Bernstein is now counsel for the Foundation for Detroit's Future, a nonprofit affiliate of the Community Foundation for Southeast Michigan, which was set up to implement the funding of the "Grand Bargain" approved as part of Detroit's plan of adjustment.
A key to part to the city's quick exit from bankruptcy, and a solution that helped pave the way for more livable pension cuts, involved more than $800 million that was promised over 20 years from foundations and private donors to shore up city pension funds and protect a sell-off of the Detroit Institute of Art's collection during Detroit's Chapter 9 proceedings.
Detroit's two pension funds received the state's grand bargain bankruptcy contribution of $194.8 million in early 2015.
Under the bankruptcy agreement, the city froze two existing pension plans, created two new plans for current and future workers, and established new governance structures to oversee the pensions.

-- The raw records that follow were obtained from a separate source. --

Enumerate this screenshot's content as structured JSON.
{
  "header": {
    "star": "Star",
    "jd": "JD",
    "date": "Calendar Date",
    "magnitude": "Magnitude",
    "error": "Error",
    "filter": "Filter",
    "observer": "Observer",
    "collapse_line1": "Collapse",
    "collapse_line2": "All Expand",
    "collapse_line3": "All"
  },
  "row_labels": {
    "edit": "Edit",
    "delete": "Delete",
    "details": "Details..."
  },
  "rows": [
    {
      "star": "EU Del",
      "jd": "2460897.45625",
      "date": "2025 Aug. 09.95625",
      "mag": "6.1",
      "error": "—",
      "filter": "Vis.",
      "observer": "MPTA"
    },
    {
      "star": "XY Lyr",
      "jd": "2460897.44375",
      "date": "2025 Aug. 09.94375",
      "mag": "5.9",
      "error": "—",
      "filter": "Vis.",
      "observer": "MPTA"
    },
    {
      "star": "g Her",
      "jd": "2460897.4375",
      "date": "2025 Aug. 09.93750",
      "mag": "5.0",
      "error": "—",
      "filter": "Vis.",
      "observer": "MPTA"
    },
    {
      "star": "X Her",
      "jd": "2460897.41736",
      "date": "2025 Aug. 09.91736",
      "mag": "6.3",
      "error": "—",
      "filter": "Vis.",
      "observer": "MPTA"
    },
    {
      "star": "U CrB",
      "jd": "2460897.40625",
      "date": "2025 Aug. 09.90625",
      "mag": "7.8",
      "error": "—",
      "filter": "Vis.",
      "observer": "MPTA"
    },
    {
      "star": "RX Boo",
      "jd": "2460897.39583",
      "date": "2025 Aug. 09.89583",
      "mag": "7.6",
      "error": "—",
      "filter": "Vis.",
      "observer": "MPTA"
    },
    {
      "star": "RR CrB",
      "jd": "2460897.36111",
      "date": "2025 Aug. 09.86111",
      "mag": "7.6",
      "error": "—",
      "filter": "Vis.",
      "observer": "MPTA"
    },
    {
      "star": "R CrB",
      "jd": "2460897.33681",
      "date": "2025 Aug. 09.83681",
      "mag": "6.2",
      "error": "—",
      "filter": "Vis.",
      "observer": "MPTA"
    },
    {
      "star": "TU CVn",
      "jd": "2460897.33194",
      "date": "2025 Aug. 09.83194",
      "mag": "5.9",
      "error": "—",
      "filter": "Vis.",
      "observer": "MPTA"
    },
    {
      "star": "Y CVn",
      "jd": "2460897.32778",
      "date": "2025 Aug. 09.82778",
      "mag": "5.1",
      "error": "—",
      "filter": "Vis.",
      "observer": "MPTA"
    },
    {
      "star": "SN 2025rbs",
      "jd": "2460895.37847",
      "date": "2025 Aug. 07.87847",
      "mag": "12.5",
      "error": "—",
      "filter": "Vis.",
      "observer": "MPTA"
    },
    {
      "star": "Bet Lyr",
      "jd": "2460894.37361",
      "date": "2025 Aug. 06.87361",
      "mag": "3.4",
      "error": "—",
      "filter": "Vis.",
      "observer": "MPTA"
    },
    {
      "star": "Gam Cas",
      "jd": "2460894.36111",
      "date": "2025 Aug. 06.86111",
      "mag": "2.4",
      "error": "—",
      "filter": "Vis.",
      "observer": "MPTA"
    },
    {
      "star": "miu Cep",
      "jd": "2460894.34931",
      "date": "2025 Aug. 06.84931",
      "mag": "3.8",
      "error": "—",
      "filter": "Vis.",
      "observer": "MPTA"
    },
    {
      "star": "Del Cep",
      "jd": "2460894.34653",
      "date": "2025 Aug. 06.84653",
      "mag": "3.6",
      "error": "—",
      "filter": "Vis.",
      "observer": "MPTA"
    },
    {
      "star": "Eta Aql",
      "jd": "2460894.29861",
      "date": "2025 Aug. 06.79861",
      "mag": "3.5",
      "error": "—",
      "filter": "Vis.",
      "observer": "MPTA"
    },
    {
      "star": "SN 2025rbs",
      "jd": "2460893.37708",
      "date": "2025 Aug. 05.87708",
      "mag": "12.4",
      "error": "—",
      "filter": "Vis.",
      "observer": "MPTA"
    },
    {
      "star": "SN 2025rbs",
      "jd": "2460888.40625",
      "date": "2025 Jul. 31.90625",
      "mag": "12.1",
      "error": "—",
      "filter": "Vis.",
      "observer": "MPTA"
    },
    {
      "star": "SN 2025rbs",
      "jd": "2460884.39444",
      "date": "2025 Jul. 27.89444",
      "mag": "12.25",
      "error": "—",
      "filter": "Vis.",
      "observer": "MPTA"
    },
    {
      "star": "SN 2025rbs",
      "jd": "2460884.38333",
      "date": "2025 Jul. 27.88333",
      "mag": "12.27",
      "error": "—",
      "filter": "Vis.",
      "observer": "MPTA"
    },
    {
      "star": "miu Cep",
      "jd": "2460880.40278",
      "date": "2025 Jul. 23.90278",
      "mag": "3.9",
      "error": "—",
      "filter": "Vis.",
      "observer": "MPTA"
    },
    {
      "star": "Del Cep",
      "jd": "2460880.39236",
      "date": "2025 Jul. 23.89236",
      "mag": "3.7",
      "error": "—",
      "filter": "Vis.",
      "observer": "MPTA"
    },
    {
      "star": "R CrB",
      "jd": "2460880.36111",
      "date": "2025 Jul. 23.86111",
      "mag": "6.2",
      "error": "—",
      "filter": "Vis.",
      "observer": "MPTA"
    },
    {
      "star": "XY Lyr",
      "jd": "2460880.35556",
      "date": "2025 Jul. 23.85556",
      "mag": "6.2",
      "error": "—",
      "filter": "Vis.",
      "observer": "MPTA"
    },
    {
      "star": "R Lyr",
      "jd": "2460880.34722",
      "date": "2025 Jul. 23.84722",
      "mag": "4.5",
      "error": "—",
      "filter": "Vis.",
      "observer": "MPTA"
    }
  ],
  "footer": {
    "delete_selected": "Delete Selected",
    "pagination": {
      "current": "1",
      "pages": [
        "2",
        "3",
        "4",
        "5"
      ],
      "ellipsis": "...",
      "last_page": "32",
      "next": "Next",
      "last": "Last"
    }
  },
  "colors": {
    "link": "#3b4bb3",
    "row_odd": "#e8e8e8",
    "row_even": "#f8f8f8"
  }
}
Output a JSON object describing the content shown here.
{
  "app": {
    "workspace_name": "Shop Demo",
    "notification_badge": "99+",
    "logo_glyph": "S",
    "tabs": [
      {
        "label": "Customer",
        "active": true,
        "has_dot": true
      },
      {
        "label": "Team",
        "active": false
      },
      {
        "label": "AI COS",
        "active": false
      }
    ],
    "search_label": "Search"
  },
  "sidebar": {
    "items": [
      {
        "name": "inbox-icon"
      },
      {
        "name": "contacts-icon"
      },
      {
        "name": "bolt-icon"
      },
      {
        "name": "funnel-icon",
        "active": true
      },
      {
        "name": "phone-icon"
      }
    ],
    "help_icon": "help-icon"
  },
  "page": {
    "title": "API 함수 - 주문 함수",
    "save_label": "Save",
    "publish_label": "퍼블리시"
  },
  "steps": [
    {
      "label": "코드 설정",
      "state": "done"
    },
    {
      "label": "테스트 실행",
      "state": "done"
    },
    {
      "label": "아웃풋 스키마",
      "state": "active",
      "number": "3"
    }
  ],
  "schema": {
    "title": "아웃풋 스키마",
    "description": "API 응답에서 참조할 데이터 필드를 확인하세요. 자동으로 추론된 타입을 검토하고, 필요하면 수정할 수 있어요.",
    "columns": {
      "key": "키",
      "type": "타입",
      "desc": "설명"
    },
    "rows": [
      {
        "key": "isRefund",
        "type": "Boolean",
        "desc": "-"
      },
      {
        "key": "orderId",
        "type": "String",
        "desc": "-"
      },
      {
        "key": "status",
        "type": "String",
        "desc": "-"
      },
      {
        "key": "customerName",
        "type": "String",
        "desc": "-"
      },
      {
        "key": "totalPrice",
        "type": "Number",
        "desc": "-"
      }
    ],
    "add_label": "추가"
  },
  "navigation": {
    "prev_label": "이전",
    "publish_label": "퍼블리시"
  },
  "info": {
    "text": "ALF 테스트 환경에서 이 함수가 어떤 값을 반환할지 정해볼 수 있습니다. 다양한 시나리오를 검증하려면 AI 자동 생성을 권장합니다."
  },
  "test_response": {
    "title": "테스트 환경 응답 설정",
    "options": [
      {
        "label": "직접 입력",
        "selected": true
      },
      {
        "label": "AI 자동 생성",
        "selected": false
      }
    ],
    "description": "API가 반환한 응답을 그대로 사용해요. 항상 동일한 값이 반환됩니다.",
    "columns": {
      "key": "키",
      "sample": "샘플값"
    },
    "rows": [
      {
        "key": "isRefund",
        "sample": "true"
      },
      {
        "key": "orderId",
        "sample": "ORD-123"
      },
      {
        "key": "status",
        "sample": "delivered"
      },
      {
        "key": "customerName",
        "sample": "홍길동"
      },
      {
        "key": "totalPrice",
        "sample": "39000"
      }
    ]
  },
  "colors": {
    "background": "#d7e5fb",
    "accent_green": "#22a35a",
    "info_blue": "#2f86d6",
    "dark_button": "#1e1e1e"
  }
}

While the pension cuts and higher health-care costs for most are painful, many retirees remain hopeful that the city's continued rebound will lead to more stability for the city and the pension plans.
Retirees' sacrifices The retirees' commitment and dedication to the city was key. It was essential to get the approval of the city's retirees as part of the process for Detroit to emerge from bankruptcy. If retirees had not voted to approve the plan of adjustment in July 2014, the grand bargain money would have gone away.
"Sacrifices were made by people who had given to the city," Bernstein said.
But Bernstein and others argue that retirees would have been far worse off if the city continued on its path toward financial collapse.
"You can't get through it without somebody compromising what's owed to them," Bernstein said.
"The successful bankruptcy is one where nobody walks away happy."
What the Detroit bankruptcy made clear is that in Chapter 9 bankruptcies, retirees could have an edge over Wall Street.
It was a shocking development for New York's bond industry, as City of Detroit pensions overall ended up with a better recovery rate than general obligation bondholders, much to the frustration of Wall Street.
"Most of the pain fell to municipal bondholders," said Jean-Pierre Aubry, associate director of state and local research at the Center for Retirement Research at Boston College.
Unlike mutual funds or other financial institutions that hold municipal bonds, of course, most of the city's retirees didn't have a way to recoup their losses.
The creative approach in Detroit meant the retirement commitments weren't honored but, at the same time, they weren't treated exactly the same as other creditors.
Aubry noted that the health of Detroit's pensions going forward depends heavily on the city's rebound.
The Detroit General Retirement System as of 2016 had $1.97 billion in assets with 19,874 participants.
The Detroit Police and Fire Retirement System had $2.9 billion in assets with 12,034 participants as of 2016, according to research by the Center for Retirement Research at Boston College and the Center for State and Local Government Excellence.
The Detroit Police and Fire Retirement System funding level was 73.7 percent as of June 30, 2017, when the fund had $3.2 billion in assets, according to the pension fund spokesman Bruce Babiarz. He said the fund had a rate of return of 11.3 percent.